In general terms a votive offering or tama may be offered at the [[icon]] or [[shrine]] of a [[saint]], as a reminder of a petitioner's particular need, and as a fulfillment of their intended vow or promise. They are also offered
additionally in gratitude for a [[prayer]] or vow that has already been answered.
<blockquote>"The vow usually takes the form of a commitment by the offerer to present some material gift to the supernatural benefactor if the benefactor grants the supplicant's particular request. Moreover, it is the making of the vow prior to the offering itself that, in the minds of [the faithful], distinguishes the votive offering from such other forms as the propitiatory or thank offering. While votive offerings are sometimes made in other situations of crisis or uncertain control such as the opening of a new business or the confrontation of one's son with the vagaries of the military draft, most frequently votives are employed in response to illnesses for which no other cure can be found. Promises and subsequent offerings are directed toward individual or local [[Patron saint|patrons]], or toward saints believed to be especially powerful in dealing with certain maladies, such as the [[Theotokos|Panaghia]] (Virgin Mother) who is frequently called upon to aid in conception or childbirth, or Saint [[Paraskevi]] who is regarded as especially efficacious in treating afflictions of the eyes."<ref name=TESKE>Robert T. Teske. ''Votive Offerings and the Belief System of Greek-Philadelphians''. '''Western Folklore.''' Vol. 44, No. 3, Healing, Magic, and Religion (Jul., 1985), pp. 209.</ref></blockquote>
Tamata usually take the form of small metal plaques, which may be of base or precious metal, usually with an embossed image symbolizing the subject of the prayer for which the plaque is offered. A wide variety of images may be found on tamata, which lend themselves to multiple interpretations. A heart may symbolize a prayer for love, or a heart problem. Eyes may indicate an eye affliction; hands or legs may indicate maladies of the limbs; a pair of wedding crowns may mean a prayer for a happy [[marriage]]; a torso, for afflictions of the body, and so forth.
==Sources and further reading==
* [[w:Tama (votive)|Tama (votive)]] at Wikipedia.

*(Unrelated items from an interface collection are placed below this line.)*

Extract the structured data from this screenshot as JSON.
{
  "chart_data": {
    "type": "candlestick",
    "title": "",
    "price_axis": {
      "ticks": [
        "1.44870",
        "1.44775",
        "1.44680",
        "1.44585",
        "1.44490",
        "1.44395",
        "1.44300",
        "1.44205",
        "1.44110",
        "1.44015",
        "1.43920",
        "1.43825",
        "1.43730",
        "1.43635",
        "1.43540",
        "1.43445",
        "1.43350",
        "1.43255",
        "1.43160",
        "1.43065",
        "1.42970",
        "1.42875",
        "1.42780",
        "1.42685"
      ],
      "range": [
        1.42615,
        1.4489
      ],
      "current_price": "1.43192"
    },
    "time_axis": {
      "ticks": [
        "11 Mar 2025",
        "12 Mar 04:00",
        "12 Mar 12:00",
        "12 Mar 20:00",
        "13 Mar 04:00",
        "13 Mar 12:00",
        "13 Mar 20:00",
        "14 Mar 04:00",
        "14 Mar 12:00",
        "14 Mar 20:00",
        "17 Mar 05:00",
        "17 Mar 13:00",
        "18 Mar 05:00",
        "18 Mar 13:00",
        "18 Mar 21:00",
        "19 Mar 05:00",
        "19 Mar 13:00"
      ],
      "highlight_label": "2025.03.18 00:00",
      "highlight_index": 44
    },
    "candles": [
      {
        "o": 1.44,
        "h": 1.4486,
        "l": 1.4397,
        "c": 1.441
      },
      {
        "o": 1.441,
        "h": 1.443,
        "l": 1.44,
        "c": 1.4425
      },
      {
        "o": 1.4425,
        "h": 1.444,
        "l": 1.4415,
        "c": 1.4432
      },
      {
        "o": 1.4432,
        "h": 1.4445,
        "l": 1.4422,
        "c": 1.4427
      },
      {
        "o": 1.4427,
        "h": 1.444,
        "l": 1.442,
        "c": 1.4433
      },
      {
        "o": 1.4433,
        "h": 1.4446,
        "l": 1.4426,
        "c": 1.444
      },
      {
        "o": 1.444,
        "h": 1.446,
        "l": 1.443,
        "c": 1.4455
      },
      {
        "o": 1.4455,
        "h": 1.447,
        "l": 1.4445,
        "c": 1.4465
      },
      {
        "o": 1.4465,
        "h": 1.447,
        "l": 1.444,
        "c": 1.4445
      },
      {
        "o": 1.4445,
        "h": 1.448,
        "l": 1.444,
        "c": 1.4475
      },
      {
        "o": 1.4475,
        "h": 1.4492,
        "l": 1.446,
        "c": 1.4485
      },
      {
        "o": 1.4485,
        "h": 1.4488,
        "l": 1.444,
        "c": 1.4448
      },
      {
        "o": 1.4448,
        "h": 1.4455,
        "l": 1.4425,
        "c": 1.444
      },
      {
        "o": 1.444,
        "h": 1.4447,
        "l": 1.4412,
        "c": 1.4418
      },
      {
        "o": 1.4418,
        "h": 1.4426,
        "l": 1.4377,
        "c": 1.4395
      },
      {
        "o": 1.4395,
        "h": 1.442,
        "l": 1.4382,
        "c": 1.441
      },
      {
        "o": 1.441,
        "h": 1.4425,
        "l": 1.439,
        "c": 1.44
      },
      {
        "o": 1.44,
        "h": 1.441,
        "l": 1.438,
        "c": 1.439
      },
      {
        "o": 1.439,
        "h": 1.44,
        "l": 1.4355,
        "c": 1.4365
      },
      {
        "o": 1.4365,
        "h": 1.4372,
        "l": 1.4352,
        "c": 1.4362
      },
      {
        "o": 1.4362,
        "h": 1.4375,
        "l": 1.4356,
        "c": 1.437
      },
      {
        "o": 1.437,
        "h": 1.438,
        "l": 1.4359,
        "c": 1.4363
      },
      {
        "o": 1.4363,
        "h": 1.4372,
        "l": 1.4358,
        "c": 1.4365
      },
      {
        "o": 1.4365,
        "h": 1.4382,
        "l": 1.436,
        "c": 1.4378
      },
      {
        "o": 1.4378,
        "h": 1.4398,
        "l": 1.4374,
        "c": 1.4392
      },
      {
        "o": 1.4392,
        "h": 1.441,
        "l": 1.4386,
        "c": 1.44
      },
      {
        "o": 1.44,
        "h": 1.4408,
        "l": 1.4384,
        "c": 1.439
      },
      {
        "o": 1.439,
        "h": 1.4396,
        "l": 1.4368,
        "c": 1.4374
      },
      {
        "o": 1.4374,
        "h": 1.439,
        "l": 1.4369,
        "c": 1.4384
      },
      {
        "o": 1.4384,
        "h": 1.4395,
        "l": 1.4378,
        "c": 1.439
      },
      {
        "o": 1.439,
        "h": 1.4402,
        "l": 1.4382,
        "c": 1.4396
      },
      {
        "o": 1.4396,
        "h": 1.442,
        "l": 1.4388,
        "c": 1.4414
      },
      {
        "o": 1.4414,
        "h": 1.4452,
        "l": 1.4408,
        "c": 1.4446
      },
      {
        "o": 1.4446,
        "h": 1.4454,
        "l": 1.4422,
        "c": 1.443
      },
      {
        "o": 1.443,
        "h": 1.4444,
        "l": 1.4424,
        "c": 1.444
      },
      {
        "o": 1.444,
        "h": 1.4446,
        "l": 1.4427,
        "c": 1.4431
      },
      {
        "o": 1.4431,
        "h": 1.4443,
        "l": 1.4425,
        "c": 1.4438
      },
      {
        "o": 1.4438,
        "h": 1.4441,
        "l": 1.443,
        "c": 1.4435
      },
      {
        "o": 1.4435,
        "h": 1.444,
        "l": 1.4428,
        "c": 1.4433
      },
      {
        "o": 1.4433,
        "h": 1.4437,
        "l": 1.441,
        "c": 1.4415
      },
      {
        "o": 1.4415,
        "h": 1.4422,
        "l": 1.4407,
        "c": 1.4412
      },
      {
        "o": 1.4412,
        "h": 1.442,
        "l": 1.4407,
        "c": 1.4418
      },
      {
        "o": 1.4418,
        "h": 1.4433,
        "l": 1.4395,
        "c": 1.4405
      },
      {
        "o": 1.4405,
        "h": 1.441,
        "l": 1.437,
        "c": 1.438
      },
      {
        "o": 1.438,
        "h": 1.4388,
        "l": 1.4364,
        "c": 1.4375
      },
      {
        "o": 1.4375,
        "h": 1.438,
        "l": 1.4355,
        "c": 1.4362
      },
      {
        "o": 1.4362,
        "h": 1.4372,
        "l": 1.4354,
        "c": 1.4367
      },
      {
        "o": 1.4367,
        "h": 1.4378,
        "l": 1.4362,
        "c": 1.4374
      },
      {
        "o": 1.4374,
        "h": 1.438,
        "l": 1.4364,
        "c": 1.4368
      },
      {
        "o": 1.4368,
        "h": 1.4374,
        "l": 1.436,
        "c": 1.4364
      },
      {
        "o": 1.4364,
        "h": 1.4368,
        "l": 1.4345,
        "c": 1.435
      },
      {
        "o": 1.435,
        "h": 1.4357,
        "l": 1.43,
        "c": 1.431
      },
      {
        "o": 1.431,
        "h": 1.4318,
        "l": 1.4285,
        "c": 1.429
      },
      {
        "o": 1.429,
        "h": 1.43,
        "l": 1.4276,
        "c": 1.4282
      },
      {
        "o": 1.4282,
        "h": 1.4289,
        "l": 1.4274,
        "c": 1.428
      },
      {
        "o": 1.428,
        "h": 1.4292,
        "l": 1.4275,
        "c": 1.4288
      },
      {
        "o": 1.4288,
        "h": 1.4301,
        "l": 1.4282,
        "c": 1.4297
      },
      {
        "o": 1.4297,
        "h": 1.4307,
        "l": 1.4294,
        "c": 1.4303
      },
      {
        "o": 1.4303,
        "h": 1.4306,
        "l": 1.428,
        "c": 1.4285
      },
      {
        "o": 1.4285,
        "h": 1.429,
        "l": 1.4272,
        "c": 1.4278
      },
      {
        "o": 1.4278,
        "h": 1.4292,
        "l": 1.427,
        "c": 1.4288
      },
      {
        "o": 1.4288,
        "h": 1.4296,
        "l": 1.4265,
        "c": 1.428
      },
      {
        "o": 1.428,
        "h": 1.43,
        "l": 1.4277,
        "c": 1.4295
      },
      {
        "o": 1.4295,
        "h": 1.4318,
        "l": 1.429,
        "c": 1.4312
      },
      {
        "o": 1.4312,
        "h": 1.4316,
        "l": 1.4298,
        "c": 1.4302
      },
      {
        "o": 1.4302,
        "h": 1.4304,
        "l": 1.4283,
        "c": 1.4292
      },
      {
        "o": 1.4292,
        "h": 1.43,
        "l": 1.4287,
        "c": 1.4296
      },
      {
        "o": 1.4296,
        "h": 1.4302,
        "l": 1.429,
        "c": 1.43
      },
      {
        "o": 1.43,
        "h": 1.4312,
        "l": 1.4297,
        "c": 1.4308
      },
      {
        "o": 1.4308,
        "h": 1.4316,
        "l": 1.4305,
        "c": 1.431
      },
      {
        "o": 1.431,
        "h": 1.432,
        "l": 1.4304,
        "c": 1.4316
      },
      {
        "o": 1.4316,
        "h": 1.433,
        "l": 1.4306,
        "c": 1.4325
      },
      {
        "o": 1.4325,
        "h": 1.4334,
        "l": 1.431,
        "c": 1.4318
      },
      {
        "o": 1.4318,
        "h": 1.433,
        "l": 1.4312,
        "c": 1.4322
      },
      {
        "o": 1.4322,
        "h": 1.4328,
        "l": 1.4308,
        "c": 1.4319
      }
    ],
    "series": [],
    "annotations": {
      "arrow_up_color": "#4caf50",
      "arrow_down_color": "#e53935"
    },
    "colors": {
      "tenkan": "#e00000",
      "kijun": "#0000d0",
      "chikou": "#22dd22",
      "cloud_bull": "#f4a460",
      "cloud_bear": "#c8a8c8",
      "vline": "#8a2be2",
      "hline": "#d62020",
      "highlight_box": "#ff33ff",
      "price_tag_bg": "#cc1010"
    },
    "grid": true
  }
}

* Robert T. Teske. ''Votive Offerings and the Belief System of Greek-Philadelphians''. '''Western Folklore.''' Vol. 44, No. 3, Healing, Magic, and Religion (Jul., 1985), pp. 208-224.
:<small>''(Paper discussing the votive offering as employed by the members of the Greek-American community of Philadelphia, based on fieldwork conducted between 1972 and 1974)''</small>
*[http://www.20thcenturylondon.org.uk/server.php?show=conObject.22505&search_word=Tamata&pp=10¤t_browser_object=1 Tamata - Greek Votive Offerings - Votive plaques]. Exploring 20th Century London.
*[http://www.greekfleamarket.com/votives.htm Votives (Tamata)]. GreekFleaMarket.com.